SUSAN GALLAGHER Associated Press Writer HELENA
Former Montana State football coach Mike Kramer said Monday he wants compensation from the university for his firing last month, which occurred days after the arrest of another former Bobcat on drug charges. Kramer spoke publicly about his dismissal for the first time in a news conference with attorney Cliff Edwards at Edwards' Billings office, as university officials prepared to begin interviewing four finalists for his job. He was ousted by school officials in mid-May, after seven seasons during which he compiled a 40-43 record. Edwards said Kramer's contract was breached and his career tainted, leaving MSU with “substantial monetary and legal exposure that need to be addressed.” Speaking with MSU officials about compensation is the appropriate first step, and helping Kramer “reclaim his good name” is one of the goals, said Edwards, adding that a lawsuit had not been filed. MSU lawyer Leslie Taylor said the university received a letter Monday about compensation negotiations, and will discuss the issue with representatives of the state's self-insurance fund.

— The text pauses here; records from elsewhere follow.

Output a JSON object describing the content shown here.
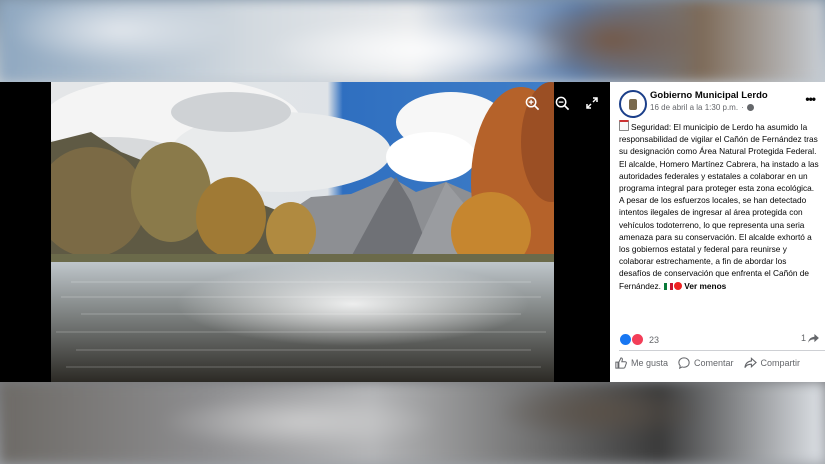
{
  "post": {
    "page_name": "Gobierno Municipal Lerdo",
    "date": "16 de abril a la 1:30 p.m.",
    "separator": "·",
    "text_before": "Seguridad: El municipio de Lerdo ha asumido la responsabilidad de vigilar el Cañón de Fernández tras su designación como Área Natural Protegida Federal. El alcalde, Homero Martínez Cabrera, ha instado a las autoridades federales y estatales a colaborar en un programa integral para proteger esta zona ecológica. A pesar de los esfuerzos locales, se han detectado intentos ilegales de ingresar al área protegida con vehículos todoterreno, lo que representa una seria amenaza para su conservación. El alcalde exhortó a los gobiernos estatal y federal para reunirse y colaborar estrechamente, a fin de abordar los desafíos de conservación que enfrenta el Cañón de Fernández.",
    "see_less": "Ver menos",
    "reaction_count": "23",
    "share_count": "1"
  },
  "actions": {
    "like": "Me gusta",
    "comment": "Comentar",
    "share": "Compartir"
  },
  "icons": {
    "zoom_in": "zoom-in-icon",
    "zoom_out": "zoom-out-icon",
    "fullscreen": "fullscreen-icon",
    "more": "more-icon"
  },
  "colors": {
    "accent": "#1877f2",
    "love": "#f33e58",
    "muted": "#65676b"
  }
}
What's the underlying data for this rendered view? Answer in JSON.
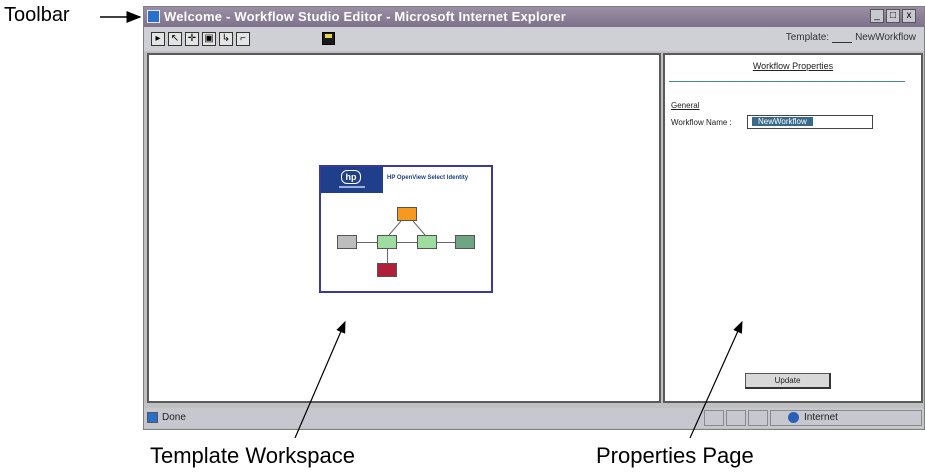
{
  "callouts": {
    "toolbar": "Toolbar",
    "workspace": "Template Workspace",
    "properties": "Properties Page"
  },
  "window": {
    "title": "Welcome - Workflow Studio Editor - Microsoft Internet Explorer",
    "min_glyph": "_",
    "max_glyph": "□",
    "close_glyph": "x"
  },
  "toolbar": {
    "template_label": "Template:",
    "template_value": "NewWorkflow"
  },
  "template_card": {
    "logo": "hp",
    "title": "HP OpenView Select Identity"
  },
  "properties": {
    "title": "Workflow Properties",
    "section": "General",
    "field_label": "Workflow Name :",
    "field_value": "NewWorkflow",
    "update_label": "Update"
  },
  "statusbar": {
    "status": "Done",
    "zone": "Internet"
  },
  "colors": {
    "titlebar": "#8a7f96",
    "node_orange": "#f59a1f",
    "node_green": "#9fdc9f",
    "node_gray": "#bdbdbd",
    "node_darkgreen": "#6fa584",
    "node_red": "#b0203a"
  }
}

Kramer worked under an annual contract with a salary of about $135,000. His firing came days after the arrest of former MSU wide receiver Rick Gatewood on drug allegations. Gatewood is accused of using money from his athletic scholarship to traffic in cocaine transported from California to the Bozeman area. Gatewood is the sixth former MSU athlete arrested in connection with crimes involving drugs or murder in the past year. Edwards suggested Kramer became a scapegoat. “A very good man and a very good Montanan has been, I think, absolutely trashed by people who were covering their own backsides,” Edwards said. Taylor said the decision “to make a change at the top of our football program was precipitated by a series of events concerned with the illegal activities of people associated with the program, but also with the academic culture within our football program and compliance issues. These problems surfaced over a long period of time and this (firing) decision was not centered on one incident.” Kramer expressed pride in the academic performance of football players. The team recently posted an overall grade-point average of 2.72, and a number of players posted averages of 3.0 or better, with one earning a perfect 4.0, he said. The football program was not perfect, Kramer said, but he did not believe there were defects that made him vulnerable to firing. He acknowledged a drug problem in Bozeman. The football team underwent drug testing eight times this spring and a player who twice tested positive was dismissed, he said. “How are the arrests of ex-athletes related to the athletic department?” Kramer said. Edwards said he does not expect his client to regain the MSU job, and Kramer himself said his “opportunities to be a Division I head coach again are going to be relatively small.” The 52-year-old former coach said that even if he must move from Bozeman, it is likely his wife will remain in town while their youngest daughter, who is 17, completes her senior year at Bozeman High School.